Records drawn from a dataset
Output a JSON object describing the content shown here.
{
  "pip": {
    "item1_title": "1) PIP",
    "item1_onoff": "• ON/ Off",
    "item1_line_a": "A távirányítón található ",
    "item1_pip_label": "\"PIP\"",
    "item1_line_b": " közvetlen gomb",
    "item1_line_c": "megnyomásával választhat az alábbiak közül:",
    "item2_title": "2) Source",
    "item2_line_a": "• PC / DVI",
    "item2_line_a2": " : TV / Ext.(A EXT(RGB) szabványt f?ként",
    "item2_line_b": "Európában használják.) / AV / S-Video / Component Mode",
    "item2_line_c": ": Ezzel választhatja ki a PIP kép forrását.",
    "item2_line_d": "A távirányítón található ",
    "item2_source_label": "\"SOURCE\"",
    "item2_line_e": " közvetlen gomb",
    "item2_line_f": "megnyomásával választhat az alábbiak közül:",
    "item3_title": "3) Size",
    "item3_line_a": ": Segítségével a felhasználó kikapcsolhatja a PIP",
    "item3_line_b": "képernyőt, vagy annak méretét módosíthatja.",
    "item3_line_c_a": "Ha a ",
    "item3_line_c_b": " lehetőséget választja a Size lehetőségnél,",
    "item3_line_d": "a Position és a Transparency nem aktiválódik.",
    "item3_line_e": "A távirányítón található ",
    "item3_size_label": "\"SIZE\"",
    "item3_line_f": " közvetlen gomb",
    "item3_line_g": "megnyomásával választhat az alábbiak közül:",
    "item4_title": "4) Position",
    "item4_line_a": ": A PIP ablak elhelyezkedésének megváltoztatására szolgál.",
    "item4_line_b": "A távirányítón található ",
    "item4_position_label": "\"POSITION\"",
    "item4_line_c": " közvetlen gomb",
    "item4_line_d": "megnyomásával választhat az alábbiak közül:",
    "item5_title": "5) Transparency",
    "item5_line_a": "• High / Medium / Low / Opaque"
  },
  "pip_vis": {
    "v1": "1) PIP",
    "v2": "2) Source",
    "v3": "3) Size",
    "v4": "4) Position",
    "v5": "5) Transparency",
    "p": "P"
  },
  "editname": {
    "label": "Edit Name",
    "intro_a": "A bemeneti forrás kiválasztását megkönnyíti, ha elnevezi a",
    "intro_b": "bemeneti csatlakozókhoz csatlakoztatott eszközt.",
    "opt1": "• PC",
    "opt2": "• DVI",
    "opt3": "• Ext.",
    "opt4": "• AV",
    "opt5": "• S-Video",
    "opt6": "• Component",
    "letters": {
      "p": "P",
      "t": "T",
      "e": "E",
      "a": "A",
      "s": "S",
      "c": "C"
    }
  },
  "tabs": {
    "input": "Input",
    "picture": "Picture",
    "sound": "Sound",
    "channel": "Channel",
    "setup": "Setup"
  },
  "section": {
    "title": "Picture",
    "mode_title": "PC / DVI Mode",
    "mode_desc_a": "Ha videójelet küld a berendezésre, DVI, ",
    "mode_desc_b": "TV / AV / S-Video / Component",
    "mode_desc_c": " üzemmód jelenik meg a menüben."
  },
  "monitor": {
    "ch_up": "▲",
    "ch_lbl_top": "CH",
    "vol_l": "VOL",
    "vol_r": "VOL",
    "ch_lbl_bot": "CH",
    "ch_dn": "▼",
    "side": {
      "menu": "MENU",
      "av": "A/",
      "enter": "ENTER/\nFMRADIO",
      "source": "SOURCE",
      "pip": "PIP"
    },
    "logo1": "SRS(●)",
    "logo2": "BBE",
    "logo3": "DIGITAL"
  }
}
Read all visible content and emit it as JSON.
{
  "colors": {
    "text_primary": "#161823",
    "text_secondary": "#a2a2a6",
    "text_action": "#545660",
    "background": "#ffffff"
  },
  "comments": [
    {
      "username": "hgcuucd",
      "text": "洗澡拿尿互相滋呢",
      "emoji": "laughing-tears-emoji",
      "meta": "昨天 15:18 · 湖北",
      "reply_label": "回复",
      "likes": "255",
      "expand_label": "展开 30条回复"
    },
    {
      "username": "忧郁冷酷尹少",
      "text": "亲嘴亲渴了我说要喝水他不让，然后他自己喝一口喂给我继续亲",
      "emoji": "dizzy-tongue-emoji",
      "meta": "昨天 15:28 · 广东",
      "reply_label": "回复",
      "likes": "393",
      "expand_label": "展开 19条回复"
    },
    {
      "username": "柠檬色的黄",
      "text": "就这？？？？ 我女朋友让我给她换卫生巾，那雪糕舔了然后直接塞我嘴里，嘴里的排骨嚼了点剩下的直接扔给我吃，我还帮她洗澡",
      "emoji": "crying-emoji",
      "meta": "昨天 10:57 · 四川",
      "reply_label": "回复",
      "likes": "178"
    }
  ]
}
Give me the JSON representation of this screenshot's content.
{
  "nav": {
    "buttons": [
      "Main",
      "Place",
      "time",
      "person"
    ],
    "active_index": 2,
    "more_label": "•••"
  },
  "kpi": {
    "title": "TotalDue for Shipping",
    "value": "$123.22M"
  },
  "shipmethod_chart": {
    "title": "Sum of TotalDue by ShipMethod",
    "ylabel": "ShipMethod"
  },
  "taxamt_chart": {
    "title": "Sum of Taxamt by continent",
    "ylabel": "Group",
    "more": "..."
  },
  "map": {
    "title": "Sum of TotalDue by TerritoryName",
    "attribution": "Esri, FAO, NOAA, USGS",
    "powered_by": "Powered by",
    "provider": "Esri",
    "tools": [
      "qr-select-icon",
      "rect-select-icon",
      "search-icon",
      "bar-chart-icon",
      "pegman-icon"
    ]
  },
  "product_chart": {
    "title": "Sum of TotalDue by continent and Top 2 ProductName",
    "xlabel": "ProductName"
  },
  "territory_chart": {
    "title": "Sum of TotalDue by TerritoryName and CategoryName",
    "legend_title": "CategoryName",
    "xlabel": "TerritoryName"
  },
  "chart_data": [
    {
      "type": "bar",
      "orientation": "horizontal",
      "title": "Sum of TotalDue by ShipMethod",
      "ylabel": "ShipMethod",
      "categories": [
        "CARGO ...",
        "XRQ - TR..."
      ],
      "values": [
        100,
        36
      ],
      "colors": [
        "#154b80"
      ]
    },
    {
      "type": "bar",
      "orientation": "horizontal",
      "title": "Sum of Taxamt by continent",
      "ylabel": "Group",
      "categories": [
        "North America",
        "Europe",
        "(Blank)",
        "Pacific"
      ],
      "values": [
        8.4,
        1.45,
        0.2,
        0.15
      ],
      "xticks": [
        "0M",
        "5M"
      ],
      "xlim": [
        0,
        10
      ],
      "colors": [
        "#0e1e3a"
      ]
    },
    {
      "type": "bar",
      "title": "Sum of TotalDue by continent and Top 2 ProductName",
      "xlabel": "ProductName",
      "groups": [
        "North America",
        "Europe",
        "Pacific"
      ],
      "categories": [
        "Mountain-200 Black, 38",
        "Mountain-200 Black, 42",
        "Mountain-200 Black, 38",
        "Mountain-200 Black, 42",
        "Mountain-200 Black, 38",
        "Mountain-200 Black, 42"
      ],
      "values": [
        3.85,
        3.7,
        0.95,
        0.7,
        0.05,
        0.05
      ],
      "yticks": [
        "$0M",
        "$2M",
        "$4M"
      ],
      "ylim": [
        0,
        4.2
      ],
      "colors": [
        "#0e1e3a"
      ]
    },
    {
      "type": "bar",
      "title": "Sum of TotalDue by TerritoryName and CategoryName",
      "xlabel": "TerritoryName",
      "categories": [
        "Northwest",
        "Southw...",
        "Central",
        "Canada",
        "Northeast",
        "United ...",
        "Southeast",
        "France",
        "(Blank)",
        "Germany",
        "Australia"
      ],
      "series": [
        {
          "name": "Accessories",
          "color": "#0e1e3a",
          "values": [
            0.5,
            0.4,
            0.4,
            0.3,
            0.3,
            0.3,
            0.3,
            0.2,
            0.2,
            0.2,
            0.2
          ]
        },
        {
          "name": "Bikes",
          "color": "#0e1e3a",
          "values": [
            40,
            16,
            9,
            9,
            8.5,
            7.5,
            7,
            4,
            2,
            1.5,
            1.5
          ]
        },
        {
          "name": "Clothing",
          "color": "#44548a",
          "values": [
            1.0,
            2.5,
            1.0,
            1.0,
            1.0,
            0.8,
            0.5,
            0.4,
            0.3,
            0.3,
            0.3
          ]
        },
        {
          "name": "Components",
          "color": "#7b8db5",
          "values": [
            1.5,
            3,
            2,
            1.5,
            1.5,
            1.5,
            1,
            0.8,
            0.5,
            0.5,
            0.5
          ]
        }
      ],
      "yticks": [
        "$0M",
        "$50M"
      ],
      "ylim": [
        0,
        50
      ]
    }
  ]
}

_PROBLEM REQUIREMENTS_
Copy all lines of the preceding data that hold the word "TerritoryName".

_SOLUTION FOR THIS PROBLEM_
    "title": "Sum of TotalDue by TerritoryName",
    "title": "Sum of TotalDue by TerritoryName and CategoryName",
    "xlabel": "TerritoryName"
      "title": "Sum of TotalDue by TerritoryName and CategoryName",
      "xlabel": "TerritoryName",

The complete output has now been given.